Why opt for arbitration?
Arbitration is a private judicial hearing, with an outcome that binds the parties, and puts an end to the dispute between them. The parties choose their arbitrator, or ask AFSA to appoint a suitable person. The matter is heard privately at a time and place that is agreed upon by all parties. Parties choose a system that promises a fair and private resolution in a comfortable, purpose-built venue and in circumstances most suited to their needs. Furthermore disputants have the security of an administered system with carefully drafted Rules for Arbitration.
When arbitration is not appropiate or when AFSA cannot assist
- Matters that cannot be arbitrated are divorce, criminal matters, crime, issues of status (eg. determining a person's sanity) or the liquidation of a company.
- AFSA can only arbitrate a matter when parties have agreed to refer their matter to us. In other words, if an agreement between parties does not have an arbitration clause referring the parties to AFSA, then AFSA cannot administer the matter until the parties have agreed to do so. The parties can sign an Agreement to Arbitrate, thereby binding themselves to an AFSA arbitration.
- If the agreement to arbitrate does not refer to any particular administrative body and merely states that arbitration is the mechanism to settle the dispute, parties can refer the matter to AFSA to administer the matter, once they have jointly agreed to do so.
The matter can then, at the parties request, be administered in terms of our Commercial Rules for Arbitration or our Expedited Rules, the latter being suitable for smaller, less complex matters. If the parties are unsure of which rules to use, they can either contact the Secretariat at AFSA or decide, with the arbitrator's advice, at their preliminary arbitration meeting.
To initiate an arbitration please look at the Rules for Commercial Arbitration or the Expedited Rules.
Why opt for mediation?
When parties are involved in a dispute but need to preserve their relationship because of ongoing interests, mediation is often a recommended route. Mediation is not in itself a binding process, but once consensus is reached, a contract is drawn which keeps the parties to their agreement.
The mediator assists the parties in reaching consensus by identifying common ground, establishing needs as opposed to rights and keeps the balance of power between the sides at all times. The mediator expresses no views and remains impartial throughout the process.
Once the parties have agreed to mediation, they either agree on a mediator or ask AFSA to appoint one on their behalf. The mediator may request background information on the issues and invite both parties to write an outline of their dispute. Ground rules for the process are established by agreement with the parties at the commencement of the process. Once the mediator has heard both sides' positions, he or she steers them to a mutual agreement. The beauty of mediation is that the parties arrive at a win-win solution, as opposed to a win-lose outcome found in adversarial processes.
- Both parties must really want mediation to work. A party can frustrate the process by not co-operating in a mediation and this can lead to a breakdown of the process. Therefore mediation is appropriate when there is goodwill and a determination between the parties to reach consensus. If parties agree to mediate, the can sign the AFSA Agreement to Mediate.
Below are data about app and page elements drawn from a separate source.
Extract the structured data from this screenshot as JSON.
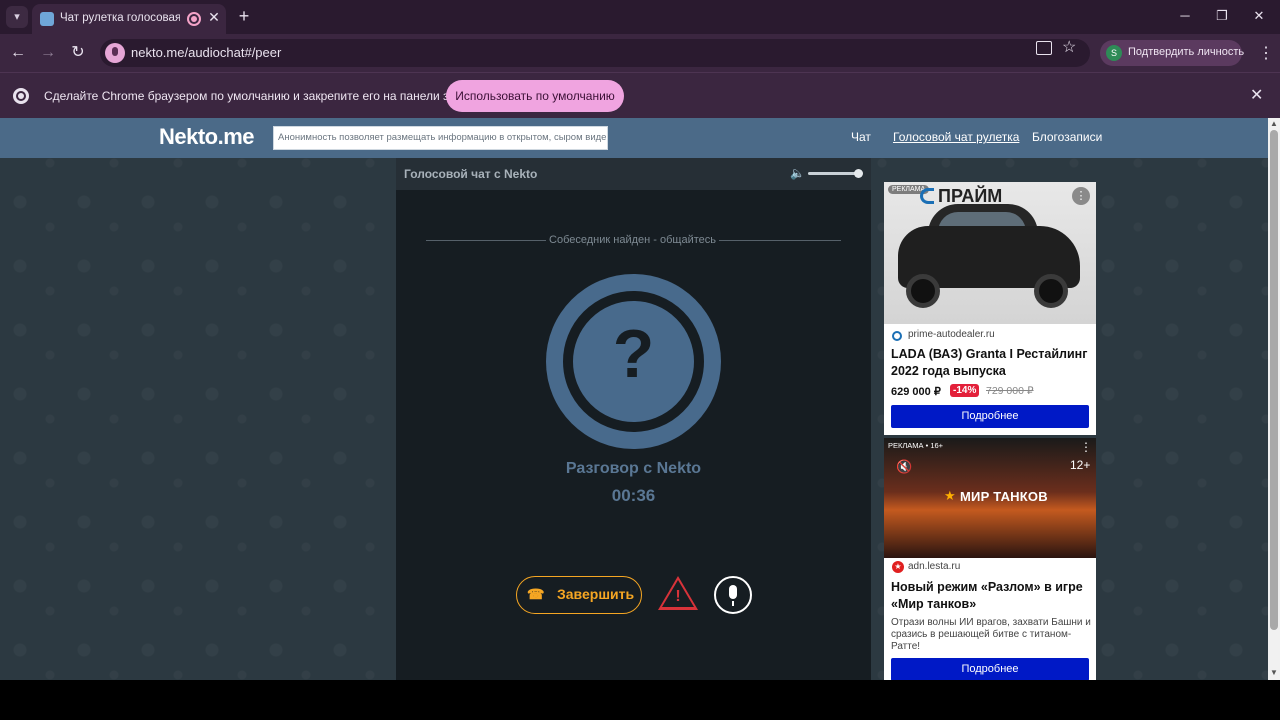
{
  "browser": {
    "tab_title": "Чат рулетка голосовая — N",
    "url": "nekto.me/audiochat#/peer",
    "profile_label": "Подтвердить личность",
    "profile_initial": "S",
    "infobar_text": "Сделайте Chrome браузером по умолчанию и закрепите его на панели задач.",
    "infobar_button": "Использовать по умолчанию"
  },
  "site": {
    "logo": "Nekto.me",
    "slogan": "Анонимность позволяет размещать информацию в открытом, сыром виде!",
    "nav": [
      "Чат",
      "Голосовой чат рулетка",
      "Блогозаписи"
    ]
  },
  "chat": {
    "header_title": "Голосовой чат с Nekto",
    "status": "Собеседник найден - общайтесь",
    "avatar_symbol": "?",
    "talk_label": "Разговор с Nekto",
    "timer": "00:36",
    "end_button": "Завершить"
  },
  "ads": [
    {
      "badge": "РЕКЛАМА",
      "brand": "ПРАЙМ",
      "domain": "prime-autodealer.ru",
      "title": "LADA (ВАЗ) Granta I Рестайлинг 2022 года выпуска",
      "price": "629 000 ₽",
      "discount": "-14%",
      "old_price": "729 000 ₽",
      "cta": "Подробнее"
    },
    {
      "badge": "РЕКЛАМА • 16+",
      "age": "12+",
      "game": "МИР ТАНКОВ",
      "domain": "adn.lesta.ru",
      "title": "Новый режим «Разлом» в игре «Мир танков»",
      "desc": "Отрази волны ИИ врагов, захвати Башни и сразись в решающей битве с титаном-Ратте!",
      "cta": "Подробнее"
    }
  ]
}
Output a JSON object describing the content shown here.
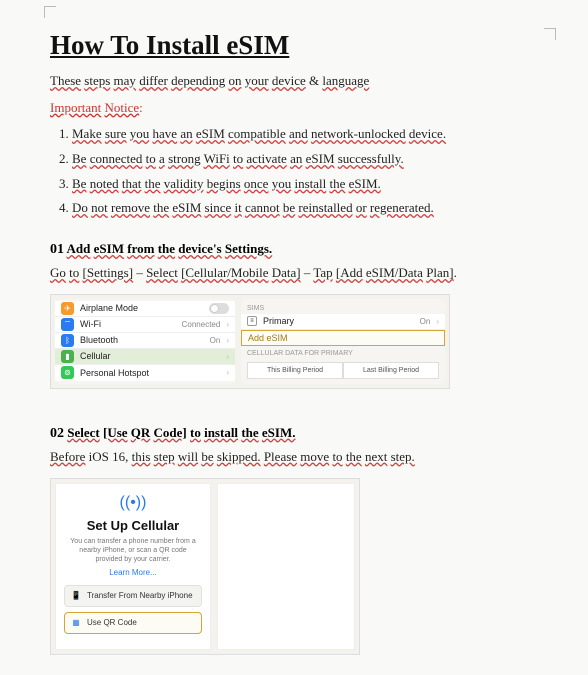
{
  "title": "How To Install eSIM",
  "intro": {
    "t1": "These",
    "t2": "steps",
    "t3": "may",
    "t4": "differ",
    "t5": "depending",
    "t6": "on",
    "t7": "your",
    "t8": "device",
    "amp": "&",
    "t9": "language"
  },
  "important": {
    "w1": "Important",
    "w2": "Notice",
    "colon": ":"
  },
  "steps": [
    {
      "n": "1.",
      "parts": [
        "Make",
        "sure",
        "you",
        "have",
        "an",
        "eSIM",
        "compatible",
        "and",
        "network-unlocked",
        "device."
      ]
    },
    {
      "n": "2.",
      "parts": [
        "Be",
        "connected",
        "to",
        "a",
        "strong",
        "WiFi",
        "to",
        "activate",
        "an",
        "eSIM",
        "successfully."
      ]
    },
    {
      "n": "3.",
      "parts": [
        "Be",
        "noted",
        "that",
        "the",
        "validity",
        "begins",
        "once",
        "you",
        "install",
        "the",
        "eSIM."
      ]
    },
    {
      "n": "4.",
      "parts": [
        "Do",
        "not",
        "remove",
        "the",
        "eSIM",
        "since",
        "it",
        "cannot",
        "be",
        "reinstalled",
        "or",
        "regenerated."
      ]
    }
  ],
  "s1": {
    "num": "01",
    "title_parts": [
      "Add",
      "eSIM",
      "from",
      "the",
      "device's",
      "Settings."
    ],
    "desc_a": "Go",
    "desc_b": "to",
    "desc_c": "[Settings]",
    "dash": "–",
    "desc_d": "Select",
    "desc_e": "[Cellular/Mobile",
    "desc_f": "Data]",
    "desc_g": "Tap",
    "desc_h": "[Add",
    "desc_i": "eSIM/Data",
    "desc_j": "Plan]",
    "left": [
      {
        "icon": "airplane",
        "label": "Airplane Mode",
        "type": "toggle"
      },
      {
        "icon": "wifi",
        "label": "Wi-Fi",
        "value": "Connected"
      },
      {
        "icon": "bt",
        "label": "Bluetooth",
        "value": "On"
      },
      {
        "icon": "cell",
        "label": "Cellular",
        "hi": true
      },
      {
        "icon": "hot",
        "label": "Personal Hotspot"
      }
    ],
    "right": {
      "sect1": "SIMs",
      "primary": "Primary",
      "on": "On",
      "add": "Add eSIM",
      "sect2": "CELLULAR DATA FOR PRIMARY",
      "seg1": "This Billing Period",
      "seg2": "Last Billing Period"
    }
  },
  "s2": {
    "num": "02",
    "title_parts": [
      "Select",
      "[Use",
      "QR",
      "Code]",
      "to",
      "install",
      "the",
      "eSIM."
    ],
    "note_a": "Before",
    "note_b": "iOS 16,",
    "note_c": "this",
    "note_d": "step",
    "note_e": "will",
    "note_f": "be",
    "note_g": "skipped.",
    "note_h": "Please",
    "note_i": "move",
    "note_j": "to",
    "note_k": "the",
    "note_l": "next",
    "note_m": "step.",
    "phone": {
      "h": "Set Up Cellular",
      "p": "You can transfer a phone number from a nearby iPhone, or scan a QR code provided by your carrier.",
      "learn": "Learn More...",
      "opt1": "Transfer From Nearby iPhone",
      "opt2": "Use QR Code"
    }
  }
}
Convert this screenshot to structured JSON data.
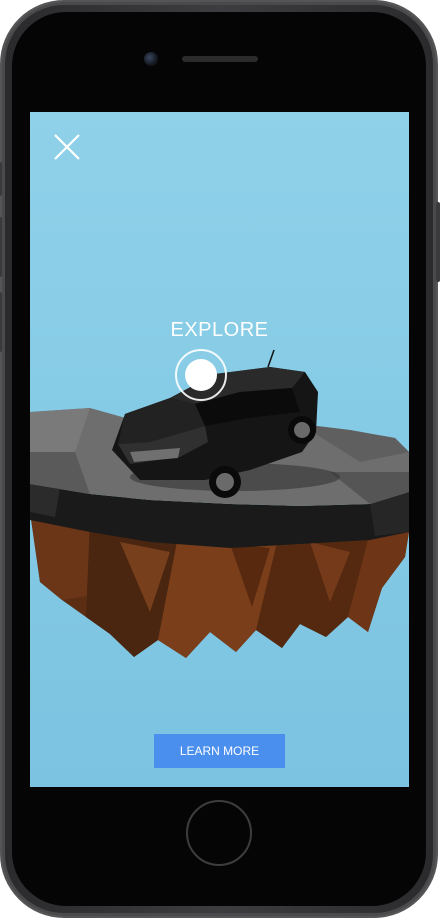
{
  "overlay": {
    "explore_label": "EXPLORE",
    "learn_more_label": "LEARN MORE"
  },
  "icons": {
    "close": "close-icon",
    "explore": "explore-hotspot-icon"
  },
  "colors": {
    "sky": "#86cbe6",
    "button": "#4a8fee",
    "text": "#ffffff"
  }
}
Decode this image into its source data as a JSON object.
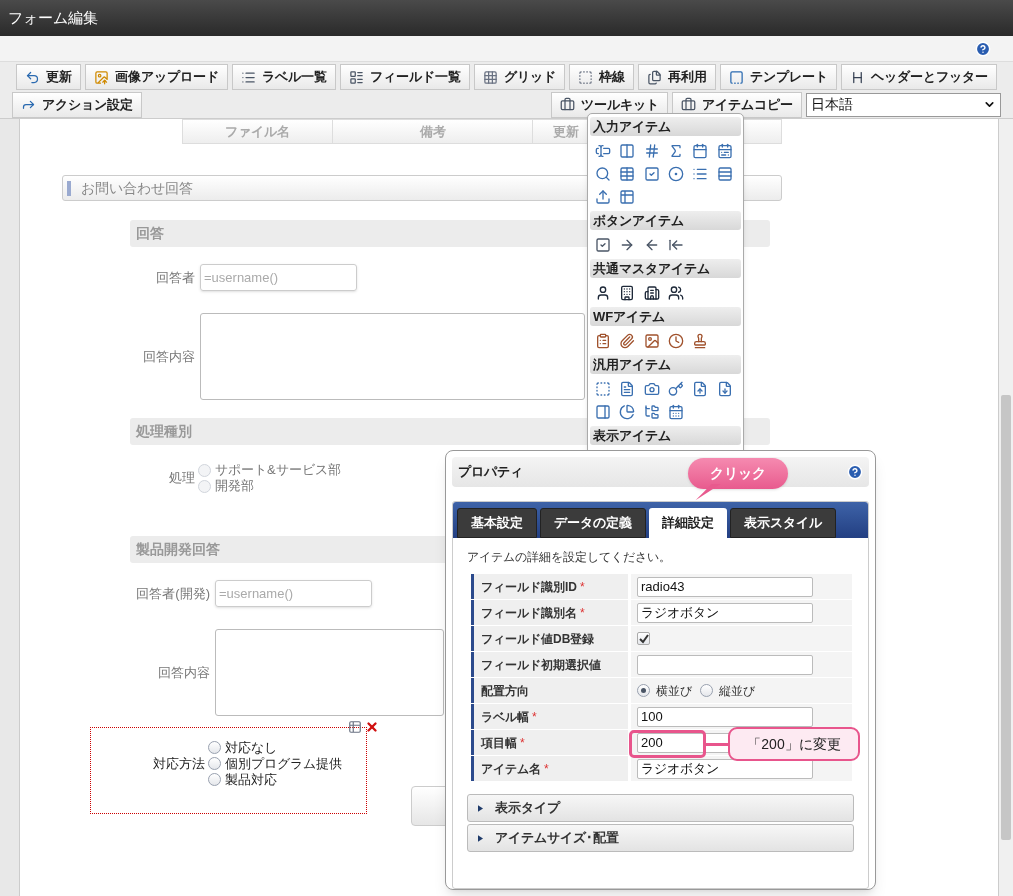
{
  "window": {
    "title": "フォーム編集"
  },
  "toolbar": {
    "row_1": [
      {
        "label": "更新"
      },
      {
        "label": "画像アップロード"
      },
      {
        "label": "ラベル一覧"
      },
      {
        "label": "フィールド一覧"
      },
      {
        "label": "グリッド"
      },
      {
        "label": "枠線"
      },
      {
        "label": "再利用"
      },
      {
        "label": "テンプレート"
      },
      {
        "label": "ヘッダーとフッター"
      }
    ],
    "row_2_left": [
      {
        "label": "アクション設定"
      }
    ],
    "row_2_right": [
      {
        "label": "ツールキット"
      },
      {
        "label": "アイテムコピー"
      }
    ],
    "language": {
      "value": "日本語"
    }
  },
  "table": {
    "columns": [
      "ファイル名",
      "備考",
      "更新"
    ]
  },
  "form": {
    "section": "お問い合わせ回答",
    "groups": [
      {
        "title": "回答",
        "fields": [
          {
            "kind": "text",
            "label": "回答者",
            "placeholder": "=username()",
            "selected": false
          },
          {
            "kind": "textarea",
            "label": "回答内容",
            "selected": false
          }
        ]
      },
      {
        "title": "処理種別",
        "fields": [
          {
            "kind": "radio",
            "label": "処理",
            "selected": false,
            "options": [
              {
                "label": "サポート&サービス部",
                "selected": false
              },
              {
                "label": "開発部",
                "selected": false
              }
            ]
          }
        ]
      },
      {
        "title": "製品開発回答",
        "fields": [
          {
            "kind": "text",
            "label": "回答者(開発)",
            "placeholder": "=username()",
            "selected": false
          },
          {
            "kind": "textarea",
            "label": "回答内容",
            "selected": false
          },
          {
            "kind": "radio",
            "label": "対応方法",
            "selected": true,
            "options": [
              {
                "label": "対応なし",
                "selected": false
              },
              {
                "label": "個別プログラム提供",
                "selected": false
              },
              {
                "label": "製品対応",
                "selected": false
              }
            ]
          }
        ]
      }
    ]
  },
  "toolkit_palette": {
    "sections": [
      {
        "title": "入力アイテム"
      },
      {
        "title": "ボタンアイテム"
      },
      {
        "title": "共通マスタアイテム"
      },
      {
        "title": "WFアイテム"
      },
      {
        "title": "汎用アイテム"
      },
      {
        "title": "表示アイテム"
      }
    ]
  },
  "properties": {
    "title": "プロパティ",
    "tabs": [
      {
        "label": "基本設定",
        "selected": false
      },
      {
        "label": "データの定義",
        "selected": false
      },
      {
        "label": "詳細設定",
        "selected": true
      },
      {
        "label": "表示スタイル",
        "selected": false
      }
    ],
    "description": "アイテムの詳細を設定してください。",
    "rows": [
      {
        "kind": "text",
        "label": "フィールド識別ID",
        "required_mark": "*",
        "value": "radio43"
      },
      {
        "kind": "text",
        "label": "フィールド識別名",
        "required_mark": "*",
        "value": "ラジオボタン"
      },
      {
        "kind": "checkbox",
        "label": "フィールド値DB登録",
        "checked": true
      },
      {
        "kind": "text",
        "label": "フィールド初期選択値"
      },
      {
        "kind": "radio",
        "label": "配置方向",
        "options": [
          {
            "label": "横並び",
            "selected": true
          },
          {
            "label": "縦並び",
            "selected": false
          }
        ]
      },
      {
        "kind": "text",
        "label": "ラベル幅",
        "required_mark": "*",
        "value": "100"
      },
      {
        "kind": "text",
        "label": "項目幅",
        "required_mark": "*",
        "value": "200"
      },
      {
        "kind": "text",
        "label": "アイテム名",
        "required_mark": "*",
        "value": "ラジオボタン"
      }
    ],
    "sections": [
      {
        "label": "表示タイプ",
        "expanded": false
      },
      {
        "label": "アイテムサイズ･配置",
        "expanded": false
      }
    ]
  },
  "callouts": [
    {
      "text": "クリック"
    },
    {
      "text": "「200」に変更"
    }
  ]
}
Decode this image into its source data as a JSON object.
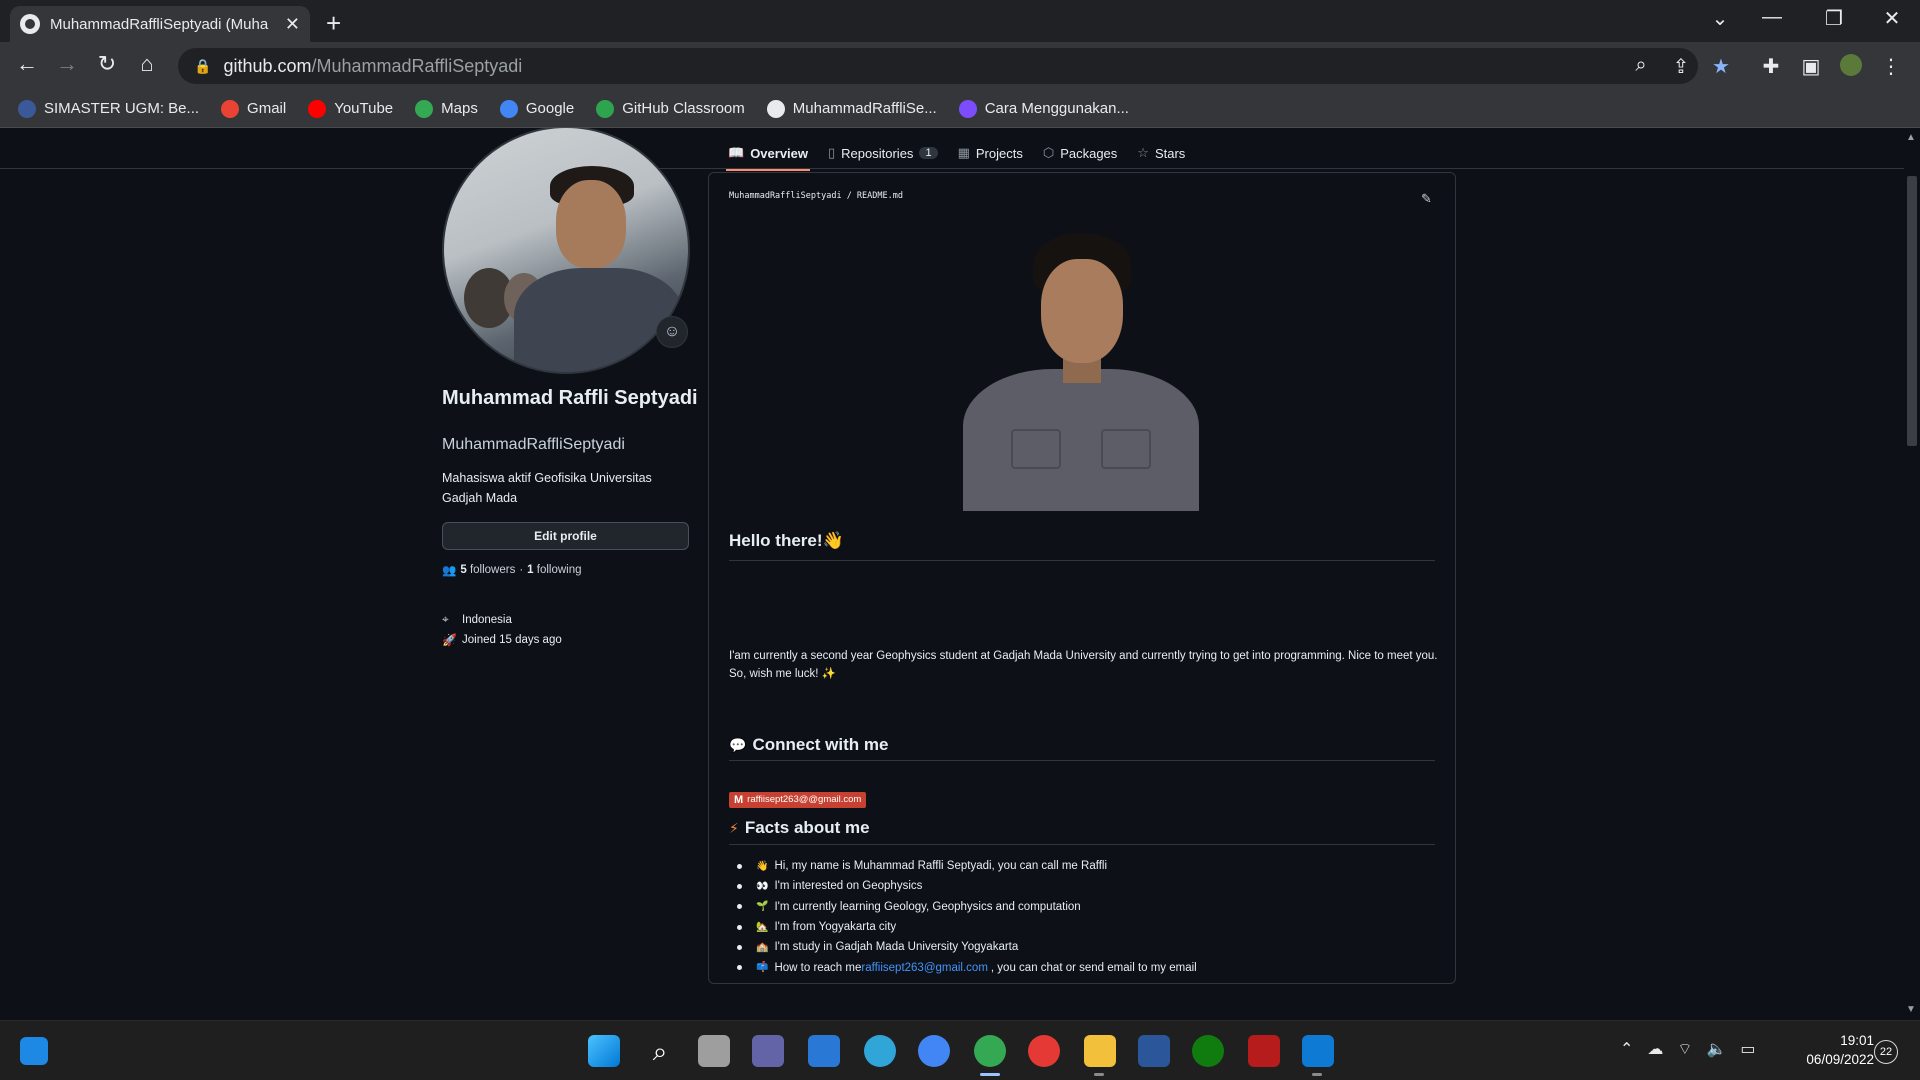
{
  "browser": {
    "tab_title": "MuhammadRaffliSeptyadi (Muha",
    "url_host": "github.com",
    "url_path": "/MuhammadRaffliSeptyadi",
    "bookmarks": [
      {
        "label": "SIMASTER UGM: Be...",
        "icon": "simaster-icon",
        "color": "#3b5998"
      },
      {
        "label": "Gmail",
        "icon": "gmail-icon",
        "color": "#ea4335"
      },
      {
        "label": "YouTube",
        "icon": "youtube-icon",
        "color": "#ff0000"
      },
      {
        "label": "Maps",
        "icon": "maps-icon",
        "color": "#34a853"
      },
      {
        "label": "Google",
        "icon": "google-icon",
        "color": "#4285f4"
      },
      {
        "label": "GitHub Classroom",
        "icon": "github-classroom-icon",
        "color": "#2ea44f"
      },
      {
        "label": "MuhammadRaffliSe...",
        "icon": "github-icon",
        "color": "#e8eaed"
      },
      {
        "label": "Cara Menggunakan...",
        "icon": "bookmark-page-icon",
        "color": "#7c4dff"
      }
    ]
  },
  "nav": {
    "overview": "Overview",
    "repositories": "Repositories",
    "repositories_count": "1",
    "projects": "Projects",
    "packages": "Packages",
    "stars": "Stars"
  },
  "profile": {
    "full_name": "Muhammad Raffli Septyadi",
    "username": "MuhammadRaffliSeptyadi",
    "bio": "Mahasiswa aktif Geofisika Universitas Gadjah Mada",
    "edit_profile": "Edit profile",
    "followers_count": "5",
    "followers_label": "followers",
    "separator": "·",
    "following_count": "1",
    "following_label": "following",
    "location": "Indonesia",
    "joined": "Joined 15 days ago"
  },
  "readme": {
    "path": "MuhammadRaffliSeptyadi / README.md",
    "hello_heading": "Hello there!",
    "hello_emoji": "👋",
    "intro": "I'am currently a second year Geophysics student at Gadjah Mada University and currently trying to get into programming. Nice to meet you. So, wish me luck! ✨",
    "connect_heading": "Connect with me",
    "connect_emoji": "💬",
    "gmail_badge": "raffiisept263@@gmail.com",
    "facts_heading": "Facts about me",
    "facts_emoji": "⚡",
    "facts": [
      {
        "emoji": "👋",
        "text": "Hi, my name is Muhammad Raffli Septyadi, you can call me Raffli"
      },
      {
        "emoji": "👀",
        "text": "I'm interested on Geophysics"
      },
      {
        "emoji": "🌱",
        "text": "I'm currently learning Geology, Geophysics and computation"
      },
      {
        "emoji": "🏡",
        "text": "I'm from Yogyakarta city"
      },
      {
        "emoji": "🏫",
        "text": "I'm study in Gadjah Mada University Yogyakarta"
      },
      {
        "emoji": "📫",
        "text": "How to reach me",
        "link": "raffiisept263@gmail.com",
        "suffix": ", you can chat or send email to my email"
      }
    ]
  },
  "taskbar": {
    "time": "19:01",
    "date": "06/09/2022",
    "notifications": "22"
  }
}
Putting a mediation clause in an agreement often is not enough. It is recommended that the clause makes provision for arbitration as a secondary resort should the mediation fail. This is called Med-Arb (see Clauses). If either party believes the dispute has become too intractable, it may, if it wishes, elect to abandon the mediation clause, and request to proceed directly to arbitration.
Why opt for administered arbitration?
Without an administered system parties are largely unprotected. Arbitrations arranged by the parties for and by themselves rely on mutual goodwill and, if necessary, require each to police the other. This leaves both parties helpless if the arbitrator does not do his or her work as expected and makes the process easy to manipulate. In an AFSA administered arbitration the AFSA Secretariat ensures that the arbitration is not derailed and that it proceeds purposefully in accordance with its rules.